Q&A Week 18 - October 27, 2018

For the past few years, since I began using this weekly blog to share stories about sales and sales management, I have been receiving numerous questions from readers including my own clients. Over the next several months I am going to use my weekly ramblings to post one reader question with my answer. Please note – my answers are based on my personal and professional experiences and in no way reflect my company or specific clients.

 

Q: When selling to an audience, is it rude to “dodge” certain attendees questions, especially from the lower level audience members?

 

A: Yes, it is rude, and no you should not “dodge” their questions. There are exceptions, but they are rare, and largely depend on the size of the audience. Let’s be realistic, you are probably not selling to a room of 30 people. Audiences will vary in size and those in attendance will have different level of organizational responsibility. However, if someone is in attendance during your sales pitch, they are most likely there for a reason, and their question may be more valid than the CEO’s.

 

Generally, when I am faced with either a larger audience or a time cap, I start the Q&A portion of the pitch off by saying that I will try my best to answer everyone’s questions during the meeting, but I also reserve time afterward to address some on a one-to-one basis. This gives you the momentary out to defer a question from the group time to a personal conversation. In fact, sometimes with lower level individuals, they may appreciate the one-to-one conversation, and you can win them over.

 

But, you want to make sure you do two things when the Q&A process takes place. One, you cannot ignore anyone regardless of their role.

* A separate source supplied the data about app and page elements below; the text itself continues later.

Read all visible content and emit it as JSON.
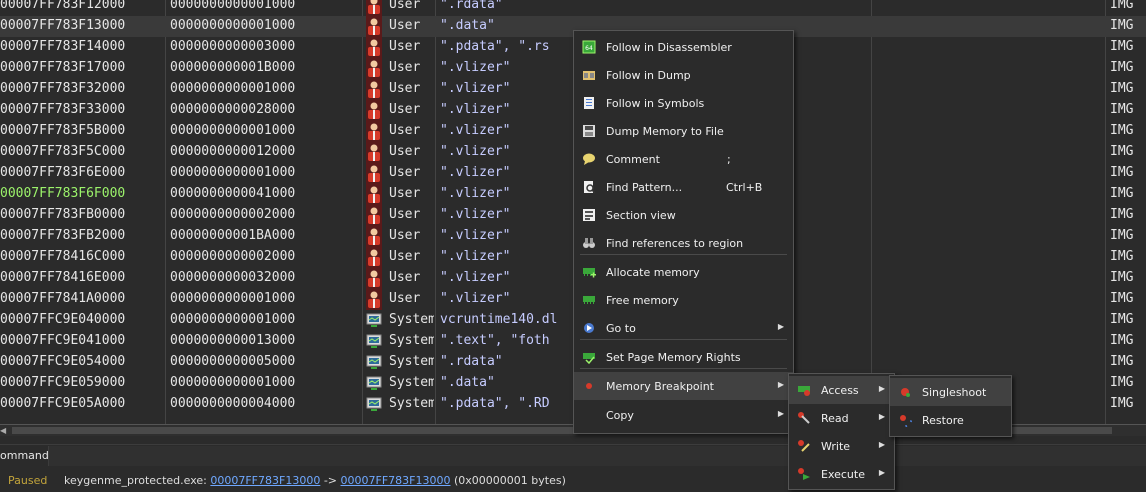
{
  "rows": [
    {
      "addr": "00007FF783F12000",
      "size": "0000000000001000",
      "type": "User",
      "info": "\".rdata\"",
      "prot": "IMG",
      "icon": "user-icon",
      "addr_color": "#e6e6e6",
      "selected": false
    },
    {
      "addr": "00007FF783F13000",
      "size": "0000000000001000",
      "type": "User",
      "info": "\".data\"",
      "prot": "IMG",
      "icon": "user-icon",
      "addr_color": "#e6e6e6",
      "selected": true
    },
    {
      "addr": "00007FF783F14000",
      "size": "0000000000003000",
      "type": "User",
      "info": "\".pdata\", \".rs",
      "prot": "IMG",
      "icon": "user-icon",
      "addr_color": "#e6e6e6",
      "selected": false
    },
    {
      "addr": "00007FF783F17000",
      "size": "000000000001B000",
      "type": "User",
      "info": "\".vlizer\"",
      "prot": "IMG",
      "icon": "user-icon",
      "addr_color": "#e6e6e6",
      "selected": false
    },
    {
      "addr": "00007FF783F32000",
      "size": "0000000000001000",
      "type": "User",
      "info": "\".vlizer\"",
      "prot": "IMG",
      "icon": "user-icon",
      "addr_color": "#e6e6e6",
      "selected": false
    },
    {
      "addr": "00007FF783F33000",
      "size": "0000000000028000",
      "type": "User",
      "info": "\".vlizer\"",
      "prot": "IMG",
      "icon": "user-icon",
      "addr_color": "#e6e6e6",
      "selected": false
    },
    {
      "addr": "00007FF783F5B000",
      "size": "0000000000001000",
      "type": "User",
      "info": "\".vlizer\"",
      "prot": "IMG",
      "icon": "user-icon",
      "addr_color": "#e6e6e6",
      "selected": false
    },
    {
      "addr": "00007FF783F5C000",
      "size": "0000000000012000",
      "type": "User",
      "info": "\".vlizer\"",
      "prot": "IMG",
      "icon": "user-icon",
      "addr_color": "#e6e6e6",
      "selected": false
    },
    {
      "addr": "00007FF783F6E000",
      "size": "0000000000001000",
      "type": "User",
      "info": "\".vlizer\"",
      "prot": "IMG",
      "icon": "user-icon",
      "addr_color": "#e6e6e6",
      "selected": false
    },
    {
      "addr": "00007FF783F6F000",
      "size": "0000000000041000",
      "type": "User",
      "info": "\".vlizer\"",
      "prot": "IMG",
      "icon": "user-icon",
      "addr_color": "#9cf36b",
      "selected": false
    },
    {
      "addr": "00007FF783FB0000",
      "size": "0000000000002000",
      "type": "User",
      "info": "\".vlizer\"",
      "prot": "IMG",
      "icon": "user-icon",
      "addr_color": "#e6e6e6",
      "selected": false
    },
    {
      "addr": "00007FF783FB2000",
      "size": "00000000001BA000",
      "type": "User",
      "info": "\".vlizer\"",
      "prot": "IMG",
      "icon": "user-icon",
      "addr_color": "#e6e6e6",
      "selected": false
    },
    {
      "addr": "00007FF78416C000",
      "size": "0000000000002000",
      "type": "User",
      "info": "\".vlizer\"",
      "prot": "IMG",
      "icon": "user-icon",
      "addr_color": "#e6e6e6",
      "selected": false
    },
    {
      "addr": "00007FF78416E000",
      "size": "0000000000032000",
      "type": "User",
      "info": "\".vlizer\"",
      "prot": "IMG",
      "icon": "user-icon",
      "addr_color": "#e6e6e6",
      "selected": false
    },
    {
      "addr": "00007FF7841A0000",
      "size": "0000000000001000",
      "type": "User",
      "info": "\".vlizer\"",
      "prot": "IMG",
      "icon": "user-icon",
      "addr_color": "#e6e6e6",
      "selected": false
    },
    {
      "addr": "00007FFC9E040000",
      "size": "0000000000001000",
      "type": "System",
      "info": "vcruntime140.dl",
      "prot": "IMG",
      "icon": "system-icon",
      "addr_color": "#e6e6e6",
      "selected": false
    },
    {
      "addr": "00007FFC9E041000",
      "size": "0000000000013000",
      "type": "System",
      "info": "\".text\", \"foth",
      "prot": "IMG",
      "icon": "system-icon",
      "addr_color": "#e6e6e6",
      "selected": false
    },
    {
      "addr": "00007FFC9E054000",
      "size": "0000000000005000",
      "type": "System",
      "info": "\".rdata\"",
      "prot": "IMG",
      "icon": "system-icon",
      "addr_color": "#e6e6e6",
      "selected": false
    },
    {
      "addr": "00007FFC9E059000",
      "size": "0000000000001000",
      "type": "System",
      "info": "\".data\"",
      "prot": "IMG",
      "icon": "system-icon",
      "addr_color": "#e6e6e6",
      "selected": false
    },
    {
      "addr": "00007FFC9E05A000",
      "size": "0000000000004000",
      "type": "System",
      "info": "\".pdata\", \".RD",
      "prot": "IMG",
      "icon": "system-icon",
      "addr_color": "#e6e6e6",
      "selected": false
    }
  ],
  "context_menu": [
    {
      "label": "Follow in Disassembler",
      "shortcut": "",
      "icon": "cpu-icon",
      "submenu": false,
      "highlight": false
    },
    {
      "label": "Follow in Dump",
      "shortcut": "",
      "icon": "dump-icon",
      "submenu": false,
      "highlight": false
    },
    {
      "label": "Follow in Symbols",
      "shortcut": "",
      "icon": "symbols-icon",
      "submenu": false,
      "highlight": false
    },
    {
      "label": "Dump Memory to File",
      "shortcut": "",
      "icon": "save-memory-icon",
      "submenu": false,
      "highlight": false
    },
    {
      "label": "Comment",
      "shortcut": ";",
      "icon": "comment-icon",
      "submenu": false,
      "highlight": false
    },
    {
      "label": "Find Pattern...",
      "shortcut": "Ctrl+B",
      "icon": "find-pattern-icon",
      "submenu": false,
      "highlight": false
    },
    {
      "label": "Section view",
      "shortcut": "",
      "icon": "section-view-icon",
      "submenu": false,
      "highlight": false
    },
    {
      "label": "Find references to region",
      "shortcut": "",
      "icon": "binoculars-icon",
      "submenu": false,
      "highlight": false
    },
    {
      "label": "Allocate memory",
      "shortcut": "",
      "icon": "allocate-memory-icon",
      "submenu": false,
      "highlight": false
    },
    {
      "label": "Free memory",
      "shortcut": "",
      "icon": "free-memory-icon",
      "submenu": false,
      "highlight": false
    },
    {
      "label": "Go to",
      "shortcut": "",
      "icon": "goto-icon",
      "submenu": true,
      "highlight": false
    },
    {
      "label": "Set Page Memory Rights",
      "shortcut": "",
      "icon": "memory-rights-icon",
      "submenu": false,
      "highlight": false
    },
    {
      "label": "Memory Breakpoint",
      "shortcut": "",
      "icon": "breakpoint-dot-icon",
      "submenu": true,
      "highlight": true
    },
    {
      "label": "Copy",
      "shortcut": "",
      "icon": "",
      "submenu": true,
      "highlight": false
    }
  ],
  "breakpoint_menu": [
    {
      "label": "Access",
      "icon": "access-icon",
      "highlight": true
    },
    {
      "label": "Read",
      "icon": "read-icon",
      "highlight": false
    },
    {
      "label": "Write",
      "icon": "write-icon",
      "highlight": false
    },
    {
      "label": "Execute",
      "icon": "execute-icon",
      "highlight": false
    }
  ],
  "access_menu": [
    {
      "label": "Singleshoot",
      "icon": "singleshoot-icon",
      "highlight": true
    },
    {
      "label": "Restore",
      "icon": "restore-icon",
      "highlight": false
    }
  ],
  "command": {
    "label": "ommand:",
    "value": ""
  },
  "status": {
    "state": "Paused",
    "message_prefix": "keygenme_protected.exe: ",
    "addr_from": "00007FF783F13000",
    "arrow": " -> ",
    "addr_to": "00007FF783F13000",
    "suffix": " (0x00000001 bytes)"
  },
  "colors": {
    "accent_addr": "#9cf36b",
    "info_text": "#c6ccff",
    "paused": "#c2a43b",
    "link": "#6fa8ff"
  }
}
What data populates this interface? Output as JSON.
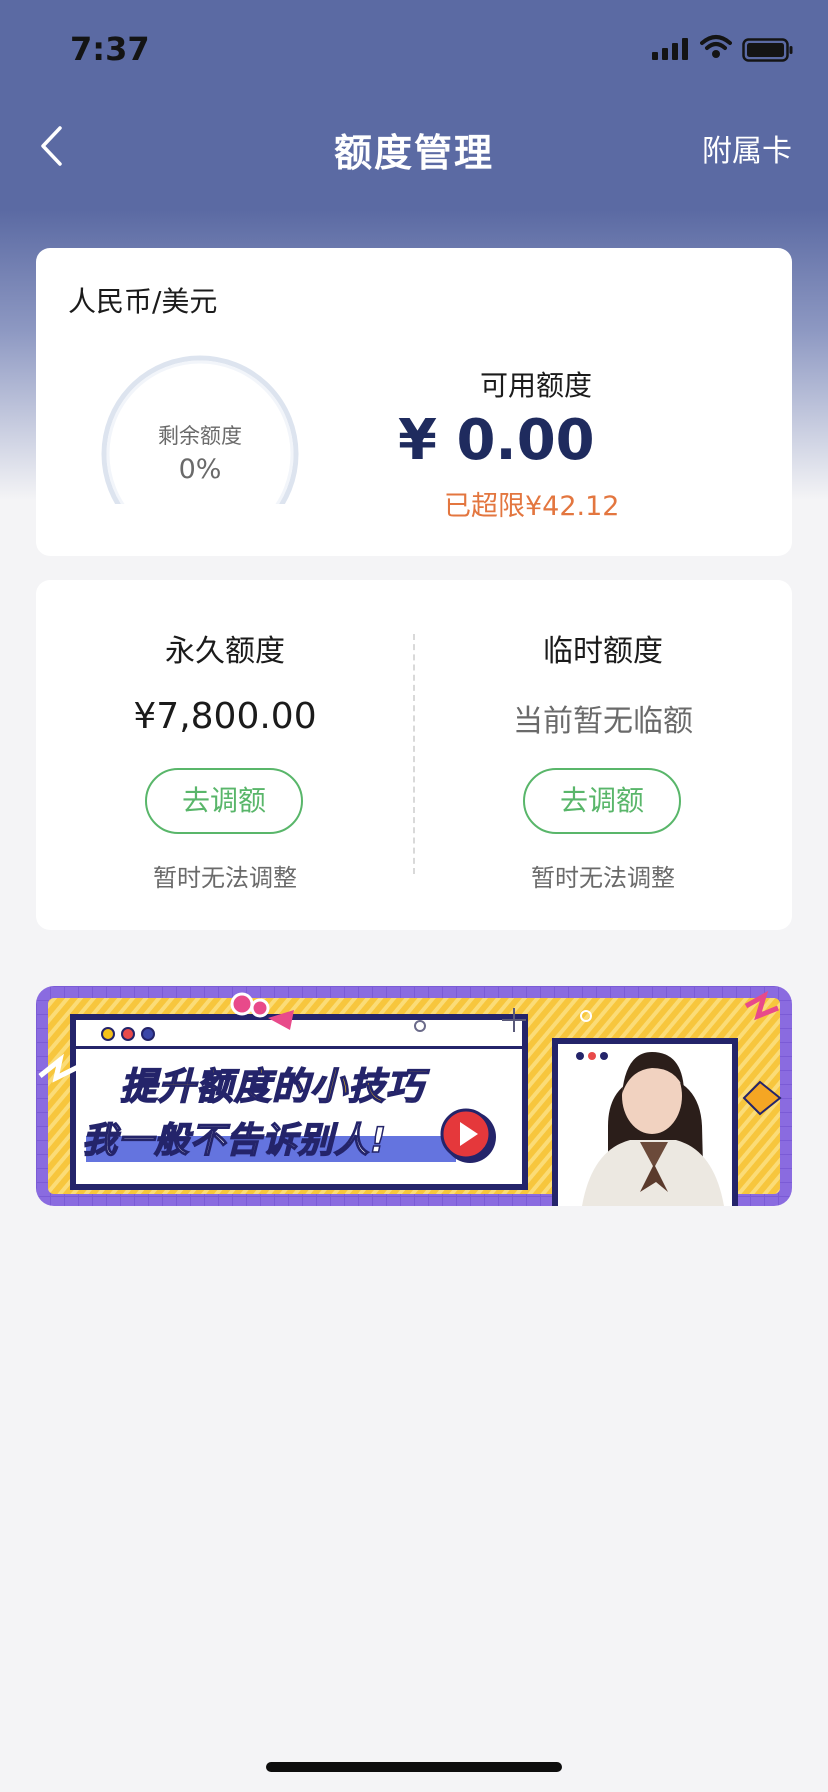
{
  "status_bar": {
    "time": "7:37"
  },
  "nav": {
    "title": "额度管理",
    "right_action": "附属卡"
  },
  "summary_card": {
    "currency": "人民币/美元",
    "ring_label": "剩余额度",
    "ring_value": "0%",
    "ring_fraction": 0,
    "available_label": "可用额度",
    "available_amount": "¥ 0.00",
    "over_limit": "已超限¥42.12"
  },
  "limits_card": {
    "permanent": {
      "title": "永久额度",
      "amount": "¥7,800.00",
      "button": "去调额",
      "note": "暂时无法调整"
    },
    "temporary": {
      "title": "临时额度",
      "amount": "当前暂无临额",
      "button": "去调额",
      "note": "暂时无法调整"
    }
  },
  "banner": {
    "line1": "提升额度的小技巧",
    "line2": "我一般不告诉别人!"
  },
  "colors": {
    "header": "#5b6aa3",
    "accent_green": "#59b66a",
    "warning_orange": "#e3763f",
    "amount_navy": "#1f2b5e"
  }
}
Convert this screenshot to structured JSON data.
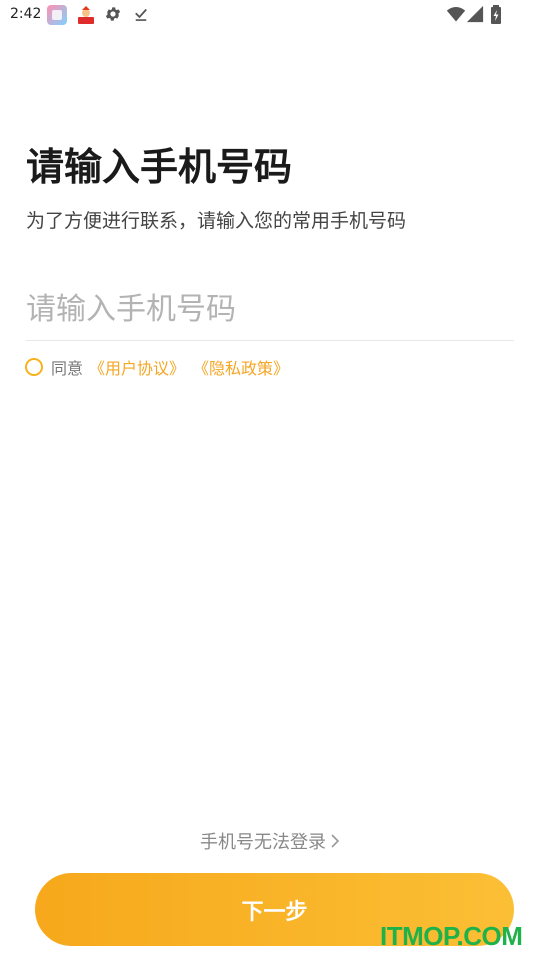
{
  "status_bar": {
    "time": "2:42",
    "icons": [
      "app-icon",
      "app-icon",
      "gear-icon",
      "download-done-icon",
      "wifi-icon",
      "signal-icon",
      "battery-charging-icon"
    ]
  },
  "title": "请输入手机号码",
  "subtitle": "为了方便进行联系，请输入您的常用手机号码",
  "phone_input": {
    "placeholder": "请输入手机号码",
    "value": ""
  },
  "agreement": {
    "agree_label": "同意",
    "user_agreement": "《用户协议》",
    "privacy_policy": "《隐私政策》",
    "checked": false
  },
  "no_login_link": "手机号无法登录",
  "next_button": "下一步",
  "watermark": "ITMOP.COM",
  "colors": {
    "accent": "#f7b21e",
    "link": "#f5a623",
    "watermark": "#20b24a"
  }
}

You must acknowledge the person and their question, even if by stating “great question and one that I will address right after we’re done with the group”. And, second, you must address that person and their question before you leave the building. I recently had this scenario play out and the person left the room at the end of the meeting and went back to their office. I politely asked the president of the company to show me to this individual so I could acknowledge them and address their question. I impressed both the president and this mid-level manager so much that I won the business and they both became fans of my firm and the project.

Q&A Week 17 - October 20, 2018

For the past few years, since I began using this weekly blog to share stories about sales and sales management, I have been receiving numerous questions from readers including my own clients. Over the next several months I am going to use my weekly ramblings to post one reader question with my answer. Please note – my answers are based on my personal and professional experiences and in no way reflect my company or specific clients.

 

Q: In need of a little help – I’m trying to explain to a few young sales interns that a career in sales is not a 9-5 job. What can a sales rep in a professional services organization expect?

 

A: Mary, you hit the nail on the head, sales is most certainly not a 9-5 job, especially in a professional services organization. In fact, I’d go so far as to say it is a 100% job, meaning you are always in sales mode.

 

So many young sales people believe sales starts when they arrive to work and ends when the leave to go home for the day. If that belief sticks with them for too long, they will fall into the trap of being nothing more than a B- sales person. True A level sales people understand that you take work home with you in the form of reading, studying, researching, planning, reviewing, proposal prep and writing, etc. You simply cannot get everything done during any given work day and thus you must be willing to take work home to stay on top of your sales.

 

Additionally, there are networking events in the evening. Industry trade shows or conferences to attend out of town. Weekend sales team building programs. And, of course, even on your own personal time, you’ll most likely run into a prospective or existing client. You’ll need to always have your game face on and be willing to jump right into sales mode.